Terminal Operators’ N5trn debt stalls port infrastructure upgrade- FG
BY FRANCIS EZEM
The Federal Government has raised serious concerns over huge debts estimated at over N5trillion owed it by some terminal operators arising from the inability of some them to meet their financial obligations under the Port Reform Agreement is partly responsible for the infrastructure deficit at the nation’s seaports.
The Federal Government as represented by the Bureau of Public Enterprise BPE and the Nigerian Ports Authority NPA, on the one side and the terminal operators had signed a tripartite agreement on the port reform programme, which stripped NPA of its cargo handling functions and transferred same to the terminal operators, who are supposed to pay certain per cent on tonnage.

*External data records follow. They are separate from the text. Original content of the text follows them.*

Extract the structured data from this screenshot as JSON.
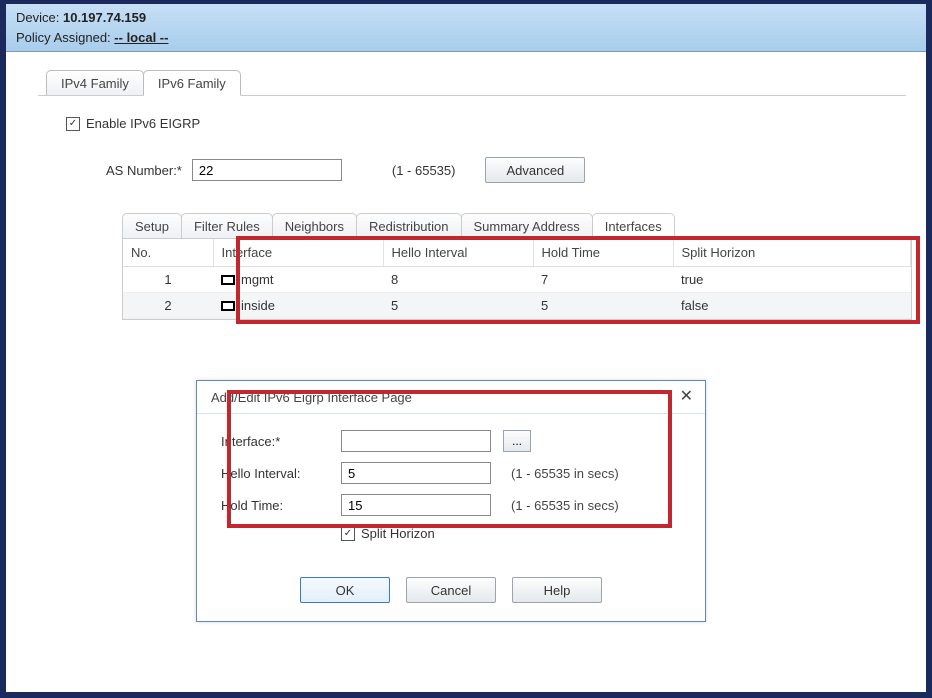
{
  "header": {
    "device_label": "Device:",
    "device_value": "10.197.74.159",
    "policy_label": "Policy Assigned:",
    "policy_value": "-- local --"
  },
  "outer_tabs": {
    "ipv4": "IPv4 Family",
    "ipv6": "IPv6 Family"
  },
  "enable_checkbox": {
    "checked_glyph": "✓",
    "label": "Enable IPv6 EIGRP"
  },
  "as_row": {
    "label": "AS Number:*",
    "value": "22",
    "range": "(1 - 65535)",
    "advanced": "Advanced"
  },
  "inner_tabs": [
    "Setup",
    "Filter Rules",
    "Neighbors",
    "Redistribution",
    "Summary Address",
    "Interfaces"
  ],
  "table": {
    "headers": {
      "no": "No.",
      "iface": "Interface",
      "hello": "Hello Interval",
      "hold": "Hold Time",
      "split": "Split Horizon"
    },
    "rows": [
      {
        "no": "1",
        "iface": "mgmt",
        "hello": "8",
        "hold": "7",
        "split": "true"
      },
      {
        "no": "2",
        "iface": "inside",
        "hello": "5",
        "hold": "5",
        "split": "false"
      }
    ]
  },
  "dialog": {
    "title": "Add/Edit IPv6 Eigrp Interface Page",
    "close": "✕",
    "interface_label": "Interface:*",
    "interface_value": "",
    "ellipsis": "...",
    "hello_label": "Hello Interval:",
    "hello_value": "5",
    "hold_label": "Hold Time:",
    "hold_value": "15",
    "range_hint": "(1 - 65535 in secs)",
    "split_label": "Split Horizon",
    "ok": "OK",
    "cancel": "Cancel",
    "help": "Help"
  }
}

Deputy Chairman, Senate Committee on Marine Transport, Senator Kabir Gaya, who spoke in Lagos, regretted that many terminal operators have failed to meet their financial obligations to the government under the Port Concession Agreement, which impedes the ability of the government to carry out some infrastructure upgrade at the ports.
While admitting that there is huge infrastructure gap at the seaports, which also negatively affects operational efficiency, however noted that the inability of some terminal operators to meet their financial obligations to the government, which runs into trillions of naira was not helping matters.
According to him, the Apapa-Oshodi Express Way and some parts of Creek Road are still locked down in traffic due to the poor state of the roads, but regretted that the government’s hands are tied due to the huge debts owed by these terminal operators, which ought to have been deployed for the maintenance of some of these roads.
Senator Gaya, who doubles as Chairman, Senate Committee on Works, also disclosed that the government is currently working on over 34, 000 kilometer of roads across the federation, which has very huge financial implication, especially given the revenue shortfalls being experienced over the last few years.
It was gathered that given the huge indebtedness and the dwindling revenue, the government is currently tinkering with the idea of seeking private investments in road infrastructure development, which gave rise to the Public Roads Bill, an executive bill currently at the National Assembly.
“I agree with many stakeholders, who said that many port access roads including the Apapa-Oshodi Expressway are not working. The government is working on over 34 kilometer of roads across the country and you know it is not easy. That is why it is considering the Public Road Bills because there is need for private investments to come in.
“However, some terminal operators owe the government trillions of naira, which should have also been deployed into road infrastructure upgrade. So I use this medium to once again urge these terminal operators to pay up this unremitted tax revenues so that the government should be able to do more in terms of road infrastructure upgrade”, Gaya also said.
He assured that some of the traffic congestion on some port feeder roads would soon be a thing of the past, as efforts are being made to ensure that the Tin Can Island Port Truck Terminal becomes operational before the end of the first quarter of 2019, which will take some trucks off the road.
Recall that Chairman of the Seaport Terminal Operators’ Association of Nigeria STOAN, umbrella body for all the terminal operators had said recently that there was need for the government to review the Guaranteed Minimum Tonnage GMT, which will form the basis of a new payment schedule to the government.
She had argued that the country’s cargo throughput at the time the port concession agreement was signed had reduced drastically, a development that requires a downward review of the GMT, which may also form the basis of the review of the concession agreement.